But I also know that without discomfort, there is no growth. And as much as I want to, as deep as I have looked within myself, I have struggled and failed to find the answers for the questions I’m asking. And I have to keep asking questions, deep ones, uncomfortable ones, if I ever want to untangle those knots, heal these wounds, kindle that beacon, progress in this Work. Which brings me to the last one.
Am I asking the right questions?
Right or wrong, for better and for worse, I’m going to be struggling to find the answers for a long, long time.
I’m with my family for the holidays. It’s been a refreshing and recharging trip so far, mostly just me and my partner in my childhood home with my parents occasionally checking in with us at they go about their daily lives, preparing for the big events of Christmas. My sister and her family descend upon the house this afternoon, bringing a whirlwind of excited activity, barely retrained delight, exuberant emotion, and probably a tantrum or two. That’s life. That’s my family.
I know not everybody has a family like mine. I know the experience of gathering around the tree on Christmas morning in matching pajamas and watching children tear away bright paper from new toys isn’t something everyone gets. A lot of people have families who aren’t this in touch, who don’t have this connection. Some people barely talk to their families at all.
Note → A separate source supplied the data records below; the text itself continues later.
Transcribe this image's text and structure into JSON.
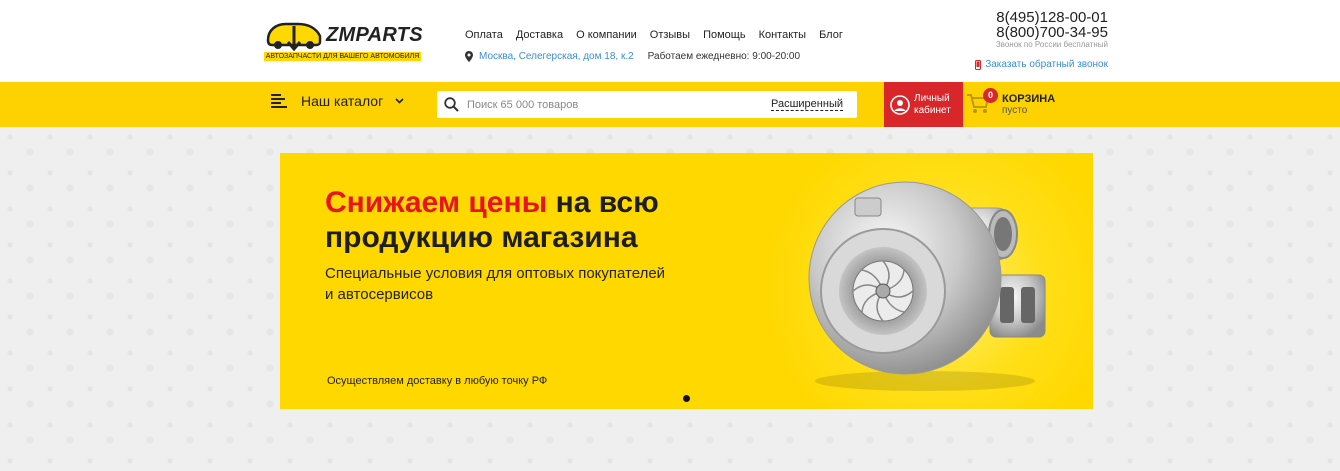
{
  "header": {
    "logo": {
      "name": "ZMPARTS",
      "tagline": "АВТОЗАПЧАСТИ ДЛЯ ВАШЕГО АВТОМОБИЛЯ",
      "brand_color": "#ffd800"
    },
    "nav": [
      "Оплата",
      "Доставка",
      "О компании",
      "Отзывы",
      "Помощь",
      "Контакты",
      "Блог"
    ],
    "address": "Москва, Селегерская, дом 18, к.2",
    "hours": "Работаем ежедневно: 9:00-20:00",
    "phone_1": "8(495)128-00-01",
    "phone_2": "8(800)700-34-95",
    "phone_note": "Звонок по России бесплатный",
    "callback": "Заказать обратный звонок",
    "link_color": "#3a8ed8"
  },
  "toolbar": {
    "catalog_label": "Наш каталог",
    "search_placeholder": "Поиск 65 000 товаров",
    "search_advanced": "Расширенный",
    "cabinet_line1": "Личный",
    "cabinet_line2": "кабинет",
    "cart_title": "КОРЗИНА",
    "cart_status": "пусто",
    "cart_count": "0",
    "bar_color": "#fdd200",
    "accent_red": "#d8262a"
  },
  "banner": {
    "headline_red": "Снижаем цены",
    "headline_rest_1": " на всю",
    "headline_line2": "продукцию магазина",
    "sub_line1": "Специальные условия для оптовых покупателей",
    "sub_line2": "и автосервисов",
    "delivery": "Осуществляем доставку в любую точку РФ",
    "background": "#ffd800",
    "image": "turbocharger"
  }
}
Others wish they didn’t have parents. Still others wish their parents were still with us.
For me, I wish this house was big enough for me to invite everyone who may be alone or who might feel isolated this year, and have them join in this atmosphere, if they’d feel comfortable doing so.
I long ago swore that I would do two things when it comes to my family: I would not take their love, generosity, or honesty for granted, and I would do my utmost to share the gifts they continue to give me with those around me. Considering how my family continues to support me, I think I’ve got that first part pretty much nailed. As for the other… let’s just say there are times in my past when I wish I’d been better at listening, being receptive, and taking a moment to pause and reflect before choosing my response, rather than simply reacting.
At my last family reunion, I saw a lot of small humans reacting rather than responding. Upon reflection, it seems that there are some folks who never really grew out of that impulse. It took me quite a while to get to a point where I can do that semi-regularly, and I still have my share of mistakes and knee-jerk reactions. Hell, at times I wonder if a tweet I send out or a blog entry I post is too much, or goes too far, or needed to be worded better, if sent at all.
Family, at least my family, understands that. They’re good at holding space for me. They see me and all I could be, rather than what I’ve failed to be. They’re patient with me, as the parents in my family I’ve seen are patient with their children. I’ve been forced to grow up a lot in the past year. When the people I’d chose to be part of my family turned on me, I had to grow up even more. And my blood family was there for me, behind me and loving me, every step of the way.